In most years, Cowboys players will visit a Salvation Army shelter in Dallas or Fort Worth and feed early Thanksgiving Day meals to those in need, although that practice has been put on hold the past two years because of the pandemic.
In the past, players often were joined by their wives and children. Former TE Jason Witten had his two sons and two daughters participate in handing out meals during his career with the Cowboys.
“I just try to tell [my kids], ‘Look, you’re going to have an opportunity to give back to people that are less fortunate,'” Witten said a few years ago. “They do it with a happy heart. I think they like seeing those fans and being able to hand out that food.” — Archer
What are some season-ticket holder traditions?
There is a tailgating group of more than 100 die-hard Lions fans who gather bright and early at 9 a.m. typically in the parking lot of Detroit’s Eastern Market. Usually, they cook about four turkeys and each signs up to bring a side dish. The dishes are named based on the team the Lions are facing — for example, Bears Stew and Mac-And-Not-Packer-Cheese.
Megan Stefanski, a lifelong Lions fan and longtime season-ticket holder, helps organize the festivities. She makes a five-hour drive from Goetzville, Michigan — located in the Upper Peninsula — to Detroit.
Mark “Pilgrim” Mullins has been a season-ticket holder since 1991 and dresses up yearly as a pilgrim for each Thanksgiving Day game with his daughter, Mandie, accompanying him also in costume.
“We’re known in Detroit as the pilgrims,” he said in 2021. “Matter of fact, I’ve got souvenirs from all my friends this year because it’s my 30th anniversary of actually dressing as the pilgrim.” Each year, he has added to his costume, since the Pontiac Silverdome days and now at Ford Field. He also attends the tailgates with Stefanski.
Thanksgiving Day is about more than just turkey for Lions fans at Ford Field. Tim Fuller/USA TODAY Sports
“That was the whole goal was just to dress like a pilgrim, be festive and get on TV,” Mullins said. “So, the next year comes around and all of the people in my section were like, ‘Hey, big guy, you’re gonna be the pilgrim again?’ And I’m like, ‘Well, I guess I should.'” — Woodyard
And how about perhaps the most famous Cowboys season-ticket (or suite) holder, Roger Staubach?
The Hall of Fame quarterback, better known as Captain America, holds an annual Turkey Bowl game at AT&T Stadium on the day before Thanksgiving.

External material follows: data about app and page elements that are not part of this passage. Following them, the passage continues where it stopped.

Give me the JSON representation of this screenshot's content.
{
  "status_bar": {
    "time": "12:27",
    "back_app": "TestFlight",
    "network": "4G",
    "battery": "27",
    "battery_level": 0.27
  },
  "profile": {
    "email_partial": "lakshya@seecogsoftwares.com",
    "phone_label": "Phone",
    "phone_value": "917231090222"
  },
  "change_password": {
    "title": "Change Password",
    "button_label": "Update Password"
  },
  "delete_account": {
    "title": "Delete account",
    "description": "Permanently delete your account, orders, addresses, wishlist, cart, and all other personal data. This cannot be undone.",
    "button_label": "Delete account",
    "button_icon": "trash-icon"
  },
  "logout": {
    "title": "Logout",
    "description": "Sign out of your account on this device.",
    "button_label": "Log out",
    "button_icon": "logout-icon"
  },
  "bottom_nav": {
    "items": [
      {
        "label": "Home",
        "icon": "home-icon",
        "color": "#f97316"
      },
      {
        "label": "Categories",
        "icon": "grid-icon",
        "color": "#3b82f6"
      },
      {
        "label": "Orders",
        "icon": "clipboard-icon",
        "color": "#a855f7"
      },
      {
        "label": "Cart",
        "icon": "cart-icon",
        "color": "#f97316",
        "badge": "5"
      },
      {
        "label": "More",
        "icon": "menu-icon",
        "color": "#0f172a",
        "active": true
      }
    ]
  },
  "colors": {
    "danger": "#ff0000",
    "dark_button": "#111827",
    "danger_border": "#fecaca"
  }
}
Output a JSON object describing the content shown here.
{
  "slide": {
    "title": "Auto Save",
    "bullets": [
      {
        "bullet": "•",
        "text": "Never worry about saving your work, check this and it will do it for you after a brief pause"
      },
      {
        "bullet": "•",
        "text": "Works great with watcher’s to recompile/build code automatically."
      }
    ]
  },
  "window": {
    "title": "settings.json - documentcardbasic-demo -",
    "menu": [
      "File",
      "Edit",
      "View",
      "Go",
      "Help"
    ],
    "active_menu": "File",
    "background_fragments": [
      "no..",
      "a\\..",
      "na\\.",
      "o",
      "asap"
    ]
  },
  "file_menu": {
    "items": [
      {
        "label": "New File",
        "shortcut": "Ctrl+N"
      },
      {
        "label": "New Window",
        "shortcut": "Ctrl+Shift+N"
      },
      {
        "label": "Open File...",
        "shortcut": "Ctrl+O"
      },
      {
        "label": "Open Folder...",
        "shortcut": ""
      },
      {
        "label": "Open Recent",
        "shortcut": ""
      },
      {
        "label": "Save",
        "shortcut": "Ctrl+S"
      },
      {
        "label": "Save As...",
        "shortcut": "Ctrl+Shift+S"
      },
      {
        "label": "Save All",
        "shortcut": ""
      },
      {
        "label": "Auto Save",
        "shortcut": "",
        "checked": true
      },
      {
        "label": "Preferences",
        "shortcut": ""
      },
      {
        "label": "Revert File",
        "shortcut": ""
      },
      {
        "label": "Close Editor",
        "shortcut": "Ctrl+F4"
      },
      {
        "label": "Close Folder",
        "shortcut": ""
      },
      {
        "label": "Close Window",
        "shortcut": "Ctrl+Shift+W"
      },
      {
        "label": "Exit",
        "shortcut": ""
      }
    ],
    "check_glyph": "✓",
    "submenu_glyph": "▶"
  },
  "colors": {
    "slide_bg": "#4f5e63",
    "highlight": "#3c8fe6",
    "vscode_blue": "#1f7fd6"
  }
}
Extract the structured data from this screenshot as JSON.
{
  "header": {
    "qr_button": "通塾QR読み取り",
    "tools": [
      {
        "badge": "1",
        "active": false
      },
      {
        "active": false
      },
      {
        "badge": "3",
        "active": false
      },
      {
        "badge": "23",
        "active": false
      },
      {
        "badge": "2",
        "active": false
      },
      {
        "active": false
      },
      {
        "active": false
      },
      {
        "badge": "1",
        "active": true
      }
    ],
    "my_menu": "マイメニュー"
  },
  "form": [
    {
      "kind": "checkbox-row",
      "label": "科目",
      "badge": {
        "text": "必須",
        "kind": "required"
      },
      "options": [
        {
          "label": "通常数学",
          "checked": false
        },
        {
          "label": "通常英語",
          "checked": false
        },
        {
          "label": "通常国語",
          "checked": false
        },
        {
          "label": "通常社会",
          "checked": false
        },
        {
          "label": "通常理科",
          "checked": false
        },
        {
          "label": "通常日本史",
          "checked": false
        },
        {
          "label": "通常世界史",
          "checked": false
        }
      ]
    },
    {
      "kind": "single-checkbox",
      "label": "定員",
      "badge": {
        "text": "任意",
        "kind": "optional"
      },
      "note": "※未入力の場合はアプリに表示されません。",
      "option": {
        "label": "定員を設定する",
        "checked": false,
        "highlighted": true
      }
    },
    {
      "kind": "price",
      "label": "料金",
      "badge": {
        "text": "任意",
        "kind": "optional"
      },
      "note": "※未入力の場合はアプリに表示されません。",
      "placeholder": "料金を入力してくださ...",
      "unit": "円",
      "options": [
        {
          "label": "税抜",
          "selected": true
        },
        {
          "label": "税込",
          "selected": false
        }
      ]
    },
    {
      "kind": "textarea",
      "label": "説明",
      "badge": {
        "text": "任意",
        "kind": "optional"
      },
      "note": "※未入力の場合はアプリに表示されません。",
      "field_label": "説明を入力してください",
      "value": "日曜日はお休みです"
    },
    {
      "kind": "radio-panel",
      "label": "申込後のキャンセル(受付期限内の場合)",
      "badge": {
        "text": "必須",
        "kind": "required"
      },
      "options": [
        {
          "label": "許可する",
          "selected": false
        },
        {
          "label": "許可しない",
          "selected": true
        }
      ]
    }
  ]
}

How much sway does Staubach have? As he entered The Star last November, Cowboys coach Mike McCarthy had to catch his breath in a way as he saw the quarterback.
“That’s Roger Staubach,” McCarthy, a Pittsburgh native, said, turning his attention back to the media. “Man, I’m shook. Just thinking about the old Super Bowls, Steelers and the Cowboys …” — Archer
The night before Thanksgiving is not necessarily a team turkey dinner for the Cowboys, but turkey and all the fixings are available for the players if they want. But a lot of the players stick with their traditional night-before-game meal of either a steak, chicken, fish or pasta. Given how most people feel after wolfing down their turkey, mashed potatoes and stuffing, it’s probably wise the players don’t gorge themselves like that. — Archer
The Lions don’t have one big team Thanksgiving dinner, as some might think. Some guys would understandably rather eat at home with family. Traditional Thanksgiving fare is typically served to players at the day before the game. — Woodyard